For all the opportunities that a sub-unit offers groups (chances to experiment with looks, concepts or genres), TaeTiSeo eschews them in “Holler” in favor of a look and sound that is almost all too familiar and safe.
Like everything in “Holler”, the track itself is well made and competently sung but it ends up sounding a bit too calculated. Horns and wind instruments have thankfully made a strong resurgence in pop music over the past couple of years and “Holler” makes great use of them to pacing the song to start. Falling back on a horn and snare combo is smart for a brisk single as it’s pretty much impossible to mess up. The only problem is that it never really goes anywhere from there. The track opts for emphasizing some questionable instrumental breakdowns towards the end of “Holler” to try and liven things up but the production tricks end up producing an opposite effect. If “Holler” starts with a purr it ends in a series of stalling fits.
As for the vocals, the song actually does quite a good job of ensuring that one can hear the difference between Taeyeon, Tiffany and Seohyun – a task made difficult by the song’s insistence to limit the range of its vocalists and the fact that the trio could easily swap lines around and nothing in the production would suffer or improve much. TaeTiSeo handles “Holler” with ease but it’s almost too simple. The chorus isn’t very catchy and it is incessantly chanted throughout, as if simple repetition is the key to a good pop song. The added vocal echoing effects to the the “hollers” removes what personality TaeTiSeo offers. The group’s verses and Taeyeon’s breakdown at the end are quite nice (even Tiffany’s rap works well here) but what soul TaeTiSeo and the horns are able to add are somewhat mitigated by the hook.
The music video takes an average concept and spit shines it to a glimmering shine.
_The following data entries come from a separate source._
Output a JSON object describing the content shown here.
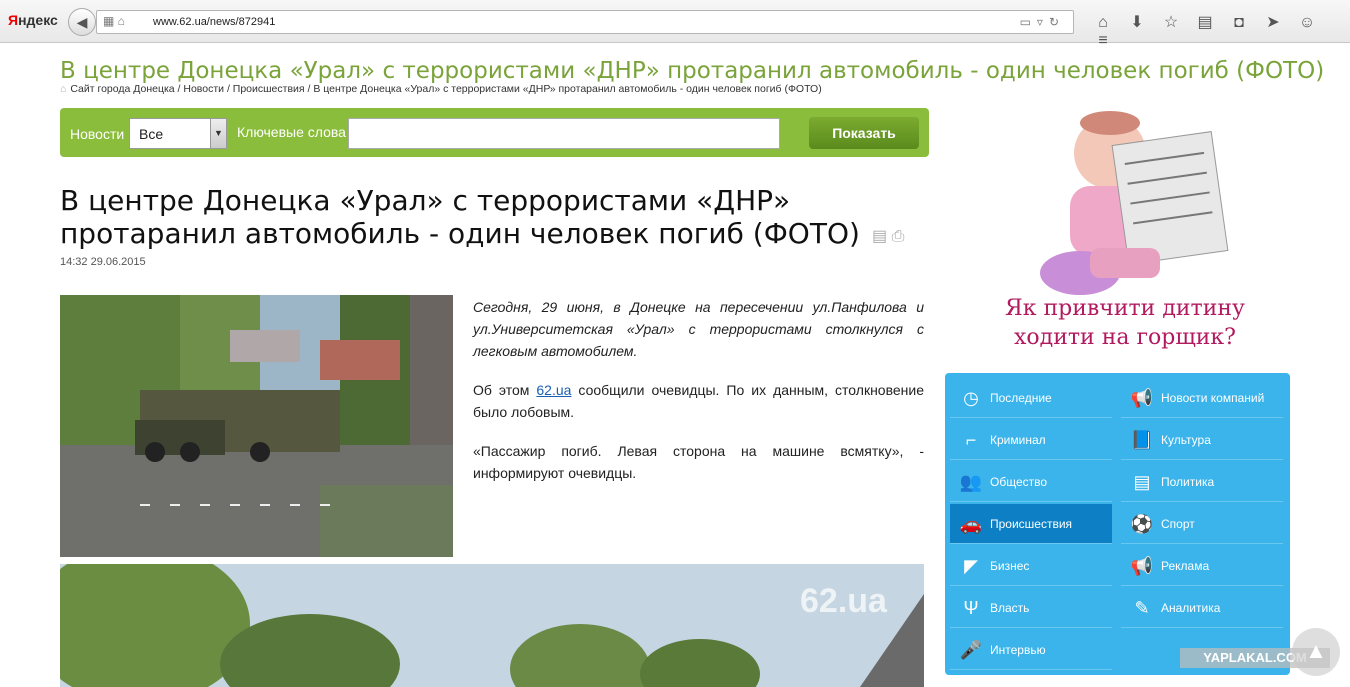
{
  "browser": {
    "logo_y": "Я",
    "logo_rest": "ндекс",
    "url": "www.62.ua/news/872941"
  },
  "page": {
    "header_title": "В центре Донецка «Урал» с террористами «ДНР» протаранил автомобиль - один человек погиб (ФОТО)",
    "breadcrumb": "Сайт города Донецка / Новости / Происшествия / В центре Донецка «Урал» с террористами «ДНР» протаранил автомобиль - один человек погиб (ФОТО)"
  },
  "search": {
    "news_label": "Новости",
    "select_value": "Все",
    "keywords_label": "Ключевые слова",
    "keywords_value": "",
    "button_label": "Показать"
  },
  "article": {
    "title": "В центре Донецка «Урал» с террористами «ДНР» протаранил автомобиль - один человек погиб (ФОТО)",
    "date": "14:32 29.06.2015",
    "p1": "Сегодня, 29 июня, в Донецке на пересечении ул.Панфилова и ул.Университетская «Урал» с террористами столкнулся с легковым автомобилем.",
    "p2_before": "Об этом ",
    "p2_link": "62.ua",
    "p2_after": " сообщили очевидцы. По их данным, столкновение было лобовым.",
    "p3": "«Пассажир погиб. Левая сторона на машине всмятку», - информируют очевидцы.",
    "photo_watermark": "62.ua"
  },
  "ad": {
    "text": "Як привчити дитину ходити на горщик?"
  },
  "categories": [
    {
      "label": "Последние",
      "icon": "clock-icon",
      "glyph": "◷"
    },
    {
      "label": "Новости компаний",
      "icon": "megaphone-icon",
      "glyph": "📢"
    },
    {
      "label": "Криминал",
      "icon": "gun-icon",
      "glyph": "⌐"
    },
    {
      "label": "Культура",
      "icon": "book-icon",
      "glyph": "📘"
    },
    {
      "label": "Общество",
      "icon": "people-icon",
      "glyph": "👥"
    },
    {
      "label": "Политика",
      "icon": "document-icon",
      "glyph": "▤"
    },
    {
      "label": "Происшествия",
      "icon": "car-icon",
      "glyph": "🚗"
    },
    {
      "label": "Спорт",
      "icon": "ball-icon",
      "glyph": "⚽"
    },
    {
      "label": "Бизнес",
      "icon": "chart-icon",
      "glyph": "◤"
    },
    {
      "label": "Реклама",
      "icon": "megaphone-icon",
      "glyph": "📢"
    },
    {
      "label": "Власть",
      "icon": "trident-icon",
      "glyph": "Ψ"
    },
    {
      "label": "Аналитика",
      "icon": "pen-icon",
      "glyph": "✎"
    },
    {
      "label": "Интервью",
      "icon": "microphone-icon",
      "glyph": "🎤"
    }
  ],
  "overlay": {
    "watermark": "YAPLAKAL.COM"
  },
  "colors": {
    "accent_green": "#8bbd3c",
    "title_green": "#7aa33a",
    "category_blue": "#3ab4ea",
    "category_active": "#0d7fc4",
    "ad_text": "#b21a5f"
  }
}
To be clear, this is about as boilerplate as an SM Entertainment concept gets. Dance-in-a-box shots, individual shots and location shots are cycled through with all the predictability of a pro wrestling match but it’s hard to fault “Holler” for falling back on familiar trappings when they pull it off so well here. The sets are rich in details, the color schemes are luxurious and the lighting is incredible. As shallow as the concept seems, it comes across as rather extravagant, from the hits of gold in the lighting to the marbled tile to the simple depth of some of the sets. Simply put, “Holler” looks great, even if it’s a bit weak as far as its creative direction (the very beginning, with it’s cartoony text bubbles, tries way too hard to argue that it’s fun rather than simply showing it). If there is an argument for not re-inventing the wheel, “Holler” is a good piece of evidence though.
It helps that TaeTiSeo are about as conventionally glorious as one could hope for in this thing (and I mean that in the best way possible!). The outfits are all spot on as each wardrobe choice complements the sets in ways that make visual sense. The one snag that TaeTiSeo runs into (the group’s hairstyles are all similar as is the coloring) ends up mattering very little because all three look flawless sporting the same shades of commercial fashion shoot.
In all, “Holler” doesn’t find TaeTiSeo taking any risk which isn’t very surprising given that SNSD members barely have any reason to try taking risks at this point of their careers. TaeTiSeo’s latest single is a passable song dressed in a very solid music video and for better or worse, that seems to be exactly what the SNSD sub-unit was aiming for. “Holler” operates on cruise control but at least the scenery is breathtaking.